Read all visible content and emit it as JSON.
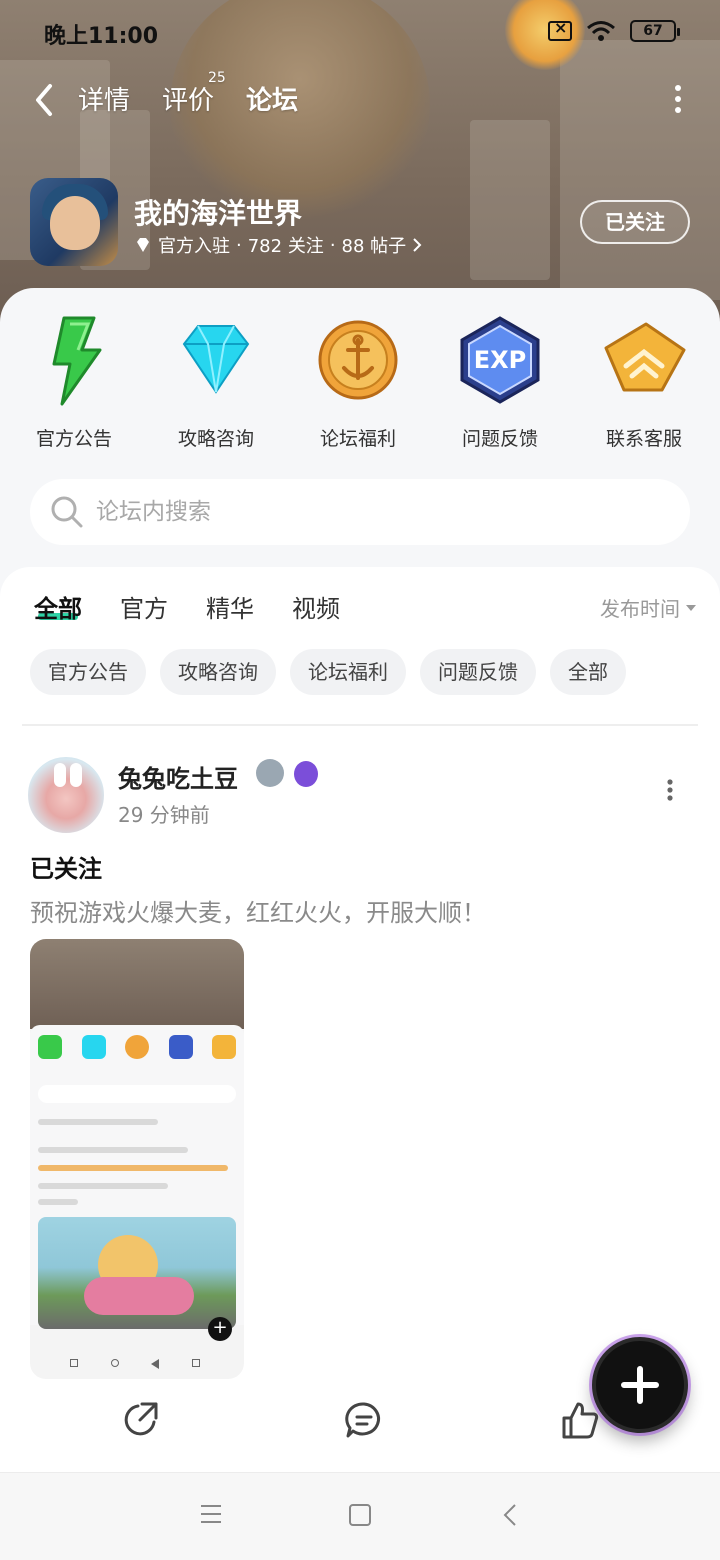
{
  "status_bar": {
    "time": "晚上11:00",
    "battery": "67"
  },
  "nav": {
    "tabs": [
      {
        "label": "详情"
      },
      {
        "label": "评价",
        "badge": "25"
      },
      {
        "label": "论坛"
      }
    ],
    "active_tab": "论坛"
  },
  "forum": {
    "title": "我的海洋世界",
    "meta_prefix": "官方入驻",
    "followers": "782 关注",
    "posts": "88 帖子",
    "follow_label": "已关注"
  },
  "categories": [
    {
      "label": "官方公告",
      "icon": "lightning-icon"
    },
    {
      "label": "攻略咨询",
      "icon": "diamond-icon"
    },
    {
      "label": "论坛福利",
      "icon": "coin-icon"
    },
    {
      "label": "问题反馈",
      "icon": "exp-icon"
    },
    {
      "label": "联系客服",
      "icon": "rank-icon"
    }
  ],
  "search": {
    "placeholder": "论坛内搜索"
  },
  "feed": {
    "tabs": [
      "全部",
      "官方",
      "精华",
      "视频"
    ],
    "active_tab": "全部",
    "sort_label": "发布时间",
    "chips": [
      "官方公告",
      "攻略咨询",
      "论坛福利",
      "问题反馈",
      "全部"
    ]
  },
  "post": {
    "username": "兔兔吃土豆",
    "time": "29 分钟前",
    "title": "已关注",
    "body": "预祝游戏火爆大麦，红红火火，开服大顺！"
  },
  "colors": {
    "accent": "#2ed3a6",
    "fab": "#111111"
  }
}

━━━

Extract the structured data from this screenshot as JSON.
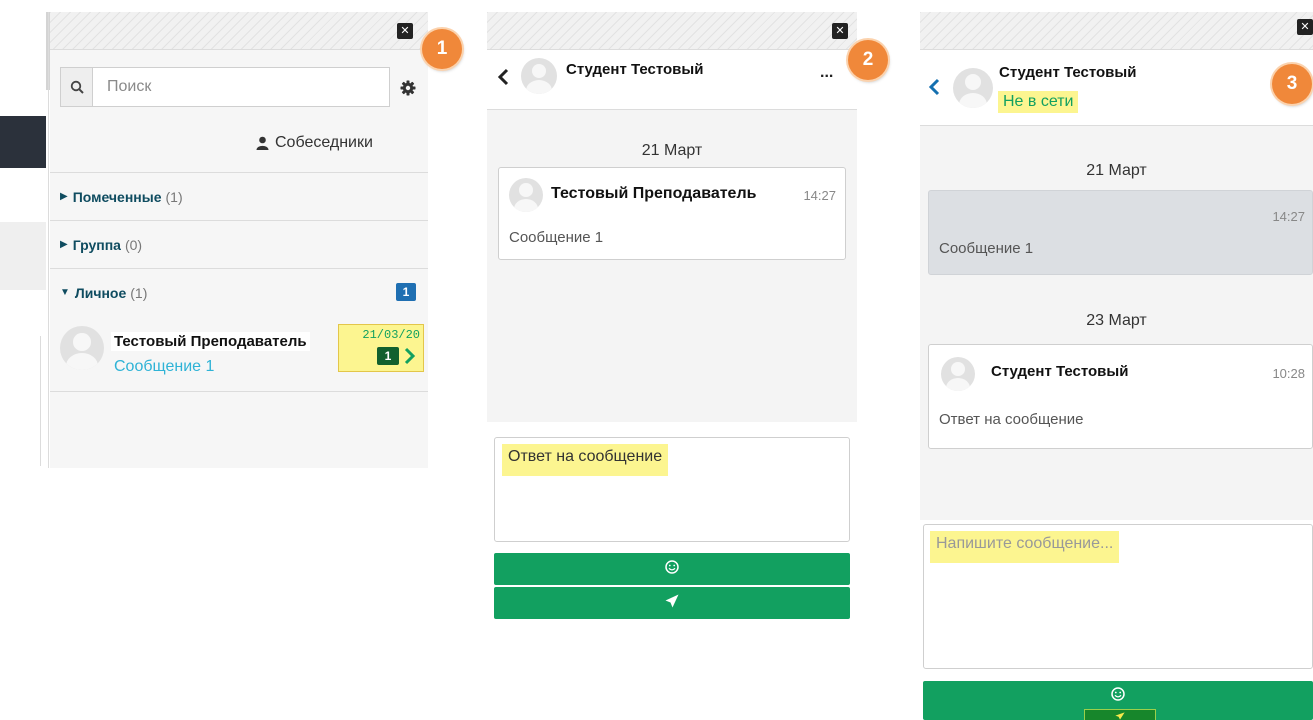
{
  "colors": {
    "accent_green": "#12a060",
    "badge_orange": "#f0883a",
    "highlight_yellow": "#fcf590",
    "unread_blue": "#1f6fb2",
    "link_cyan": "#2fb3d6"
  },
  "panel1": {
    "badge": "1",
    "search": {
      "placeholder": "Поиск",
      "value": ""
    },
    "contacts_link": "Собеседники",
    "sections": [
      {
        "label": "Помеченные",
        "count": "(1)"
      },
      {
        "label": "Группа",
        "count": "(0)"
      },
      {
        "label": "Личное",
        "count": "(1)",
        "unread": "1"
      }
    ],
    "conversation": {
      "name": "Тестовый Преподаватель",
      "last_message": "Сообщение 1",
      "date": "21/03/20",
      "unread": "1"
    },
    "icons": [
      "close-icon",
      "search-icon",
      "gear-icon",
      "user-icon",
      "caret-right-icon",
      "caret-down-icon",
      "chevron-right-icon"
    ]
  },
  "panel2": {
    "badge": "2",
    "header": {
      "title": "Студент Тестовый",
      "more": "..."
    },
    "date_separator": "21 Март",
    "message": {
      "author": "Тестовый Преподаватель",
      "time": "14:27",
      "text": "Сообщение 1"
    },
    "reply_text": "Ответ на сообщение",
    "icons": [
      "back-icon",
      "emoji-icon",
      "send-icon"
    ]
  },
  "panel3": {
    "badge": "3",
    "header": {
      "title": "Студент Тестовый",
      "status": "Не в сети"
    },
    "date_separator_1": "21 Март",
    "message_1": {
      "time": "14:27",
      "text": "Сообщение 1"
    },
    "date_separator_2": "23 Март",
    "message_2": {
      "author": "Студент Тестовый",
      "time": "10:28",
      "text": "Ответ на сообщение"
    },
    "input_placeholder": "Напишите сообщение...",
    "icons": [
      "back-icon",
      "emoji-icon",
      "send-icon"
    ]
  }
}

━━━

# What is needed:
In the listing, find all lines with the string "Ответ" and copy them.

# Exercise answer:
    "reply_text": "Ответ на сообщение",
      "text": "Ответ на сообщение"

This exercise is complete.